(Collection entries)
---------------

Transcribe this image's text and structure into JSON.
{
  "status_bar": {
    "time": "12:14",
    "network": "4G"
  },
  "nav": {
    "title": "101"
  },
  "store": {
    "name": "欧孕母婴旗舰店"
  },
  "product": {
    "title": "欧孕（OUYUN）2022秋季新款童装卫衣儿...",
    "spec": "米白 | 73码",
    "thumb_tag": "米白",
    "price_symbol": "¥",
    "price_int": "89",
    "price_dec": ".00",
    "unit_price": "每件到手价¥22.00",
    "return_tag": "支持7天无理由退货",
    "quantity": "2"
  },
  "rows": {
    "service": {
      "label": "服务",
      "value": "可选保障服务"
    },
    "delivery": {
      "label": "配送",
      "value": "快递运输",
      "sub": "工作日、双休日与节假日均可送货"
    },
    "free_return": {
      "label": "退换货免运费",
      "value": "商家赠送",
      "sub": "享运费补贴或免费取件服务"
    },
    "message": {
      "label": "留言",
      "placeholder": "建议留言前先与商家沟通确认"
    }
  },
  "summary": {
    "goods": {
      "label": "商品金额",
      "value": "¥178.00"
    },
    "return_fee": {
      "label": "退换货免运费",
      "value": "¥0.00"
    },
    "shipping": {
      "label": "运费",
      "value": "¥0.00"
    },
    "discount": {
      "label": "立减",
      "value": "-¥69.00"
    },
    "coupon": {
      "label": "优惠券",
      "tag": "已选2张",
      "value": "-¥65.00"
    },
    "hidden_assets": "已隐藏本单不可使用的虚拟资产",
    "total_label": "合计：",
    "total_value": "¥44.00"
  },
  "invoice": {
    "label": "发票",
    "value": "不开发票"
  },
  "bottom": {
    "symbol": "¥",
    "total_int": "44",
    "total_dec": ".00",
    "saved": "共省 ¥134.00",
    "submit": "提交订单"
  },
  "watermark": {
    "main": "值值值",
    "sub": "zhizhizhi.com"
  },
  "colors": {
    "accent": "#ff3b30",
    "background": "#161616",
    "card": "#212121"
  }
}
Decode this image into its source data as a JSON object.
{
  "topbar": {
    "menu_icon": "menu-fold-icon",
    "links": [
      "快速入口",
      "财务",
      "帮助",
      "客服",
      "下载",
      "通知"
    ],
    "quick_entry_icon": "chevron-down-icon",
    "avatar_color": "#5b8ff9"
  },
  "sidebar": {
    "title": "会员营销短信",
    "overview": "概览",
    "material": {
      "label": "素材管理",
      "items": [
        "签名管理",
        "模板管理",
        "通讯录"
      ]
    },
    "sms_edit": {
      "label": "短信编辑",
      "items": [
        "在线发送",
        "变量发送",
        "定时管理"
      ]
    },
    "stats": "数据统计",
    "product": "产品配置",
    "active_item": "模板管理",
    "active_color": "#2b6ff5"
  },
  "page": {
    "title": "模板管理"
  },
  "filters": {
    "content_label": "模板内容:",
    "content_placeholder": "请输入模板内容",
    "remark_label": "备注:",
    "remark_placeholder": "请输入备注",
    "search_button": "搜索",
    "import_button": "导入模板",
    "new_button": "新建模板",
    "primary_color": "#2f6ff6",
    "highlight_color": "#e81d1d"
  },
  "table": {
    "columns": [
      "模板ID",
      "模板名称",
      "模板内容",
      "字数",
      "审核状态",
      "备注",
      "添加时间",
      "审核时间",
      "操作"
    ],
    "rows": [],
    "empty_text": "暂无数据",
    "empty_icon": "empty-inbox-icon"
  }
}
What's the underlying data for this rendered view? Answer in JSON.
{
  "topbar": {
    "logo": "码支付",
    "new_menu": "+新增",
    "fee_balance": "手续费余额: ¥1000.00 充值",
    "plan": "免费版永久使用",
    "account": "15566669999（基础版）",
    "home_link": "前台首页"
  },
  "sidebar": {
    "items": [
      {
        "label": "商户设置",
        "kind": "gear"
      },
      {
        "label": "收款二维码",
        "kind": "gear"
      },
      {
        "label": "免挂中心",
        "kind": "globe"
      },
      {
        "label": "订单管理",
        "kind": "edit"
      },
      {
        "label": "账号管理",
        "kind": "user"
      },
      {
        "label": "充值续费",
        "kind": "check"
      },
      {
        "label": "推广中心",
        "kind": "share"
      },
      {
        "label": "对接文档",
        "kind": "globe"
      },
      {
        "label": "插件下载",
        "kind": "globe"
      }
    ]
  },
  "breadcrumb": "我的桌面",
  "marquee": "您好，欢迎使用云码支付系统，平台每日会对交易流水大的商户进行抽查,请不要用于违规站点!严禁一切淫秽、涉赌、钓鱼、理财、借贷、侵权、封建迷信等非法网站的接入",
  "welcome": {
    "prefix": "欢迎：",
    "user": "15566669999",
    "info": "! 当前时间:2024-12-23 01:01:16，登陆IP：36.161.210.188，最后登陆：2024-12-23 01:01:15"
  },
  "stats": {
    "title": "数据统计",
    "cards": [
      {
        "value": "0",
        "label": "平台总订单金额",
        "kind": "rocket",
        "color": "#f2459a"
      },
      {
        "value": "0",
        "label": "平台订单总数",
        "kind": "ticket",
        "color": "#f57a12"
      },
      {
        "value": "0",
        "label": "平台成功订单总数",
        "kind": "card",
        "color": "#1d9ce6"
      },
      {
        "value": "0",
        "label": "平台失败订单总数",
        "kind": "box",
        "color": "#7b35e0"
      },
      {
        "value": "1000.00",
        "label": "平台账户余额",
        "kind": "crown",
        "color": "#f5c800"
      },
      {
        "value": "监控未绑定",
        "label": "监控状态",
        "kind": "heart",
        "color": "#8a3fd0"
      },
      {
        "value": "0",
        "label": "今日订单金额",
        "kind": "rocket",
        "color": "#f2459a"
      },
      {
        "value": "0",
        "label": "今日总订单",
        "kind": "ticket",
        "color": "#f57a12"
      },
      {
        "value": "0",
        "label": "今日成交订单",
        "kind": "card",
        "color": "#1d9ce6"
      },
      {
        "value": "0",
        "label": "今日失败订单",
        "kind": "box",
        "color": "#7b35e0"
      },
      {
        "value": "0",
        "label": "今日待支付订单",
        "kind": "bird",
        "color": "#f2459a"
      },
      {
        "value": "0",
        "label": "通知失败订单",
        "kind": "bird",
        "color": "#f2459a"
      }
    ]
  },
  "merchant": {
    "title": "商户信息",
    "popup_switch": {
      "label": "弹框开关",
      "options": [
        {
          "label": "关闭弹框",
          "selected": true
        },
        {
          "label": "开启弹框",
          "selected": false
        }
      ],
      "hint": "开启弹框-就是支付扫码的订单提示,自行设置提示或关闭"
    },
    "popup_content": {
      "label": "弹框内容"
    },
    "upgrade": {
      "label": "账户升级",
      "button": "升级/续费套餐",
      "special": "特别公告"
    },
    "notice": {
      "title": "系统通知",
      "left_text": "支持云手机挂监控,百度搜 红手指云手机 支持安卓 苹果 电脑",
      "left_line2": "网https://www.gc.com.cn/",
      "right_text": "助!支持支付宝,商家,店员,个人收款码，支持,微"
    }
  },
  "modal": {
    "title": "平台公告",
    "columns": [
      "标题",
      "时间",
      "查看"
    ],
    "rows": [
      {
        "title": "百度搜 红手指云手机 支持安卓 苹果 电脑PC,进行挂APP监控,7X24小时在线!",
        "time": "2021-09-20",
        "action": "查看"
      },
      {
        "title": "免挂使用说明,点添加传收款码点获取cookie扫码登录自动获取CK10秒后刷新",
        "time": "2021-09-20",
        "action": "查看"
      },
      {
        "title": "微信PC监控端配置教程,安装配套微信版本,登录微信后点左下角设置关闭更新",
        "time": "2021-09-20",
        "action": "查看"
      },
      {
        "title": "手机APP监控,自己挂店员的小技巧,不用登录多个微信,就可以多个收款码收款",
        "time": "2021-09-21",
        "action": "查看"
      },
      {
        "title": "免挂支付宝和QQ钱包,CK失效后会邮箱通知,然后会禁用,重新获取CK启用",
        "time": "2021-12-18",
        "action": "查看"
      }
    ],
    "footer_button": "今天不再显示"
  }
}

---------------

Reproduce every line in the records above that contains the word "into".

Transcribe this image's text and structure into JSON.
Decode this image into its source data as a JSON object.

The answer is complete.